Meetings to finalize the Warriors’ sale to billionaire software magnate Larry Ellison continued late into Wednesday night, the second consecutive workday that extended well past the close of business. Most sources with knowledge of the bidding process went mute Wednesday, signifying movement toward a deal that was deemed “imminent” a day earlier and sparking speculation about why there hasn’t been a conclusion.
It’s down to Oracle king Larry Ellison and venture capitalist Joseph Lacob for control of the Warriors, Marcus Thompson of the Contra Costa Times reports. Ellison can crush almost anyone he chooses, and not just in the basketball world, but he could decide the price tag is a bad deal and back out. Either way, the winner will be extremely popular, just for not being Cohan. If Ellison or Lacob wants to jump right to being nominated for sainthood, he will approach Chris Mullin about returning to the organization. It wouldn’t be as head of basketball operations, and not sure if Mullin would accept a secondary role even if it means being able to live in what basically has been his home since leaving St. John’s. But the reunion would be greeted by a roar of approval.

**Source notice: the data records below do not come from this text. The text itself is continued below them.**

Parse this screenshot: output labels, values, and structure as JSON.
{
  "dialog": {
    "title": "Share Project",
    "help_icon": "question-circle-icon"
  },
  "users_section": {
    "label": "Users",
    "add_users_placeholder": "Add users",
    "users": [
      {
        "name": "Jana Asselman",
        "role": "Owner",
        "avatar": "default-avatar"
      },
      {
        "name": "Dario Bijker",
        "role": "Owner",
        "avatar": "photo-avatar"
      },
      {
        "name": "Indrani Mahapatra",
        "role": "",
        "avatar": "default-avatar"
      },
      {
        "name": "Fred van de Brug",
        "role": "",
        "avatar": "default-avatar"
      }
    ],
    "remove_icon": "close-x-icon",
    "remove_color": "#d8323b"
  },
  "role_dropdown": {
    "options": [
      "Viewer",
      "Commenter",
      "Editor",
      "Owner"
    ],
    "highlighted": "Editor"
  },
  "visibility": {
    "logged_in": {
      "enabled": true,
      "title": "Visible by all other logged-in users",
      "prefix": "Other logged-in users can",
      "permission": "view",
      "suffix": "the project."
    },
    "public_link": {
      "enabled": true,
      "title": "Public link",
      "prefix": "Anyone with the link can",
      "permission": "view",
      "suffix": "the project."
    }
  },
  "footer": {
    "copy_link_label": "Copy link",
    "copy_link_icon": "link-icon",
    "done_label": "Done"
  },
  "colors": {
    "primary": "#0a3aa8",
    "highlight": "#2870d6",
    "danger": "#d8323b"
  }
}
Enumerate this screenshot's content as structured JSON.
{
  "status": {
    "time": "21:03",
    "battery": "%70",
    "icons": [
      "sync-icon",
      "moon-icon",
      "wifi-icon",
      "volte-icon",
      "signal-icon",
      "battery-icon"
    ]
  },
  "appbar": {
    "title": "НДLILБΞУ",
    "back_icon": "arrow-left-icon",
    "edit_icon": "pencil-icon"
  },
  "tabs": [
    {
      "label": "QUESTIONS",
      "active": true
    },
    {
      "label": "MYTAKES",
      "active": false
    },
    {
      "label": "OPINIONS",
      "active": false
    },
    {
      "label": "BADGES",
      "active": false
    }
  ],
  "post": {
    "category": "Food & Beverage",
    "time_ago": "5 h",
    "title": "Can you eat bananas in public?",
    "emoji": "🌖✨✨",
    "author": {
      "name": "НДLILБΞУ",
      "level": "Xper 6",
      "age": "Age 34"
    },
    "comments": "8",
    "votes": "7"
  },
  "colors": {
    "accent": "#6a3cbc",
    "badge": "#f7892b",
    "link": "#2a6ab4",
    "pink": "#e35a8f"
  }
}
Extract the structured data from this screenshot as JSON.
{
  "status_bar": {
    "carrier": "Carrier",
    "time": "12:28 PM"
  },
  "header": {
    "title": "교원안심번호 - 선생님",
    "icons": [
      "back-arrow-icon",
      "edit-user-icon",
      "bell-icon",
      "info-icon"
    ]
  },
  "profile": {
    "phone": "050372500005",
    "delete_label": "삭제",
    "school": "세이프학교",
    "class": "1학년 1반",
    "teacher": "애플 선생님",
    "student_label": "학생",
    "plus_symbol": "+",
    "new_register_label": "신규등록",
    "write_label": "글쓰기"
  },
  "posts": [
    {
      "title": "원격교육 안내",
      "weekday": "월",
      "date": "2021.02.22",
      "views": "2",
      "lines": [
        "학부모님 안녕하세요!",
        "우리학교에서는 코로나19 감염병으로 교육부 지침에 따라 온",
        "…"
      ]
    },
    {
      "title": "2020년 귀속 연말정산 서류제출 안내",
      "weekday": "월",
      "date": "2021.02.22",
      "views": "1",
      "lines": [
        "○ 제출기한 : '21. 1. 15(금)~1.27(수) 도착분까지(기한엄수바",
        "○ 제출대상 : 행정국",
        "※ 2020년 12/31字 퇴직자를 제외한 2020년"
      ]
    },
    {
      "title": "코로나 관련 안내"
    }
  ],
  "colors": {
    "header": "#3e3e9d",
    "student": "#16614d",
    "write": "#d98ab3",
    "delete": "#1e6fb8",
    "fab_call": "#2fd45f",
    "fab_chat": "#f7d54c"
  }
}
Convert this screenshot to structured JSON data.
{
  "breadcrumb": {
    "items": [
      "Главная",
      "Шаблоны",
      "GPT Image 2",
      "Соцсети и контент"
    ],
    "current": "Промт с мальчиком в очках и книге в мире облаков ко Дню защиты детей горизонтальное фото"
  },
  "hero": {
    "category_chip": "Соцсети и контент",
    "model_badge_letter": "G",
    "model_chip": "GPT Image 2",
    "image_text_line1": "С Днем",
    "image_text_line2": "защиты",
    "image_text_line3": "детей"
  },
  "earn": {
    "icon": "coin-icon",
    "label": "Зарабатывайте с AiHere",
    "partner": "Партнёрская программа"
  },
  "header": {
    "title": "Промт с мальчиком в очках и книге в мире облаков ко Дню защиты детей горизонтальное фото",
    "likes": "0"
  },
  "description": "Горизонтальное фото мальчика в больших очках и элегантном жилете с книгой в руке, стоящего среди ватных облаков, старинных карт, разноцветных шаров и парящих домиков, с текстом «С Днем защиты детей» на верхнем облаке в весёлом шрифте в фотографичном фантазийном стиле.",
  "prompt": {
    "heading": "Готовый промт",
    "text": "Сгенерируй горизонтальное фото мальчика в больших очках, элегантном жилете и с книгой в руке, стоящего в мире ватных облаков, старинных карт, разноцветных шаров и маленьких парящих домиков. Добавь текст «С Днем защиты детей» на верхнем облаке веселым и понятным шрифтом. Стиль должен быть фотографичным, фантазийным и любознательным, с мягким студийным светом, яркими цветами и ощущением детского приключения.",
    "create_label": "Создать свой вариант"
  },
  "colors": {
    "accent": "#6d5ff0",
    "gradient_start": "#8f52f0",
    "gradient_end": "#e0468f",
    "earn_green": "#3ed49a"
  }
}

Sources who made time to talk continued to assure that Ellison, the Oracle Corp. CEO, will be the winning bidder. However, current owner Chris Cohan, according to sources, has two offers that will make the franchise’s overall value more than $400 million. Ellison is looking to buy 80 percent of the team, leaving incumbent minority owners Michael Marks, Jim Davidson, John Thompson and Fred Harman in place. Mandalay Entertainment Group Chairman Peter Guber reportedly remains a viable suitor for 100 percent of the franchise, but sources said his group could be used only to boost Ellison’s bid.
Billionaire software titan Larry Ellison is close to acquiring the Warriors from the team’s current owner, Chris Cohan, sources close to the negotiations said Tuesday night. According to those sources, Ellison, CEO of Oracle Corp., outbid 24-Hour Fitness founder Mark Mastrov, among others. If the current deal is completed, Ellison would control 80 percent of the franchise, and incumbent minority owners Michael Marks, Jim Davidson, John Thompson and Fred Harman would retain their stakes.

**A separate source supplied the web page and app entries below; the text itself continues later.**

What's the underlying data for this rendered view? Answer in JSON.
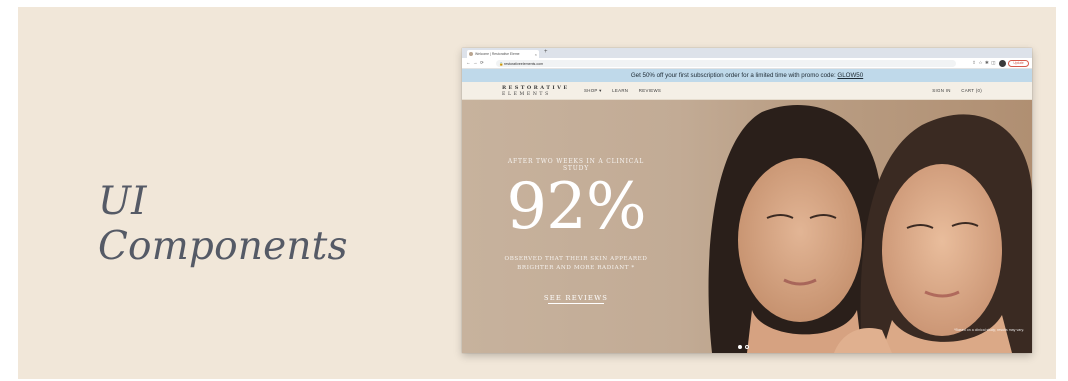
{
  "caption": "UI Components",
  "browser": {
    "tab_title": "Welcome | Restorative Eleme",
    "tab_close": "×",
    "new_tab": "+",
    "url": "restorativeelements.com",
    "update_label": "Update"
  },
  "promo": {
    "text": "Get 50% off your first subscription order for a limited time with promo code: ",
    "code": "GLOW50"
  },
  "site": {
    "logo_line1": "RESTORATIVE",
    "logo_line2": "ELEMENTS",
    "nav_shop": "SHOP ▾",
    "nav_learn": "LEARN",
    "nav_reviews": "REVIEWS",
    "sign_in": "SIGN IN",
    "cart": "CART (0)"
  },
  "hero": {
    "pretitle": "AFTER TWO WEEKS IN A CLINICAL STUDY",
    "stat": "92%",
    "subtitle": "OBSERVED THAT THEIR SKIN APPEARED BRIGHTER AND MORE RADIANT *",
    "cta": "SEE REVIEWS",
    "footnote": "*Based on a clinical study; results may vary.",
    "slides_total": 2,
    "slide_active": 1
  },
  "colors": {
    "card_bg": "#f1e7d9",
    "promo_bg": "#bfd9ea",
    "hero_bg": "#c2ab95",
    "update_accent": "#d65a4c"
  }
}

But, as was frequently pointed out to me by multiple sources throughout the process, there was one way to quicken that pace: If Ellison made a drop-dead bid, and if Cohan took it. And this isn’t August. We’re weeks away from August. If there’s a deal to be announced, it’ll have Ellison’s name on it. What of the talk of Mark Mastrov’s group getting into the lead, and the uncertain word about exactly who the two finalists were? (MT-2 has done KILLER reporting on this, all the way.) I’ve heard that the Ellison group mainly considered the ”finalist” talk of the past few weeks as “misdirection.” It was always Ellison and the 20%-ers who had the main line into ownership and I think we’re seeing that bear out.
Sources vary greatly on the final price tag, ranging from those who believe Ellison will uphold his initial $315 million bid to others who think the price tag will top the $401 million cost, the NBA record, of the Phoenix Suns in 2004. There are sources who believe the deal was completed late Tuesday night in negotiations in New York, and others who merely characterized the conclusion as “imminent.” Among the things sources agree upon is that Ellison submitted the winning bid and that, as a potential owner who was pre-approved by the league, his takeover shouldn’t encounter obstacles after the deal is finalized.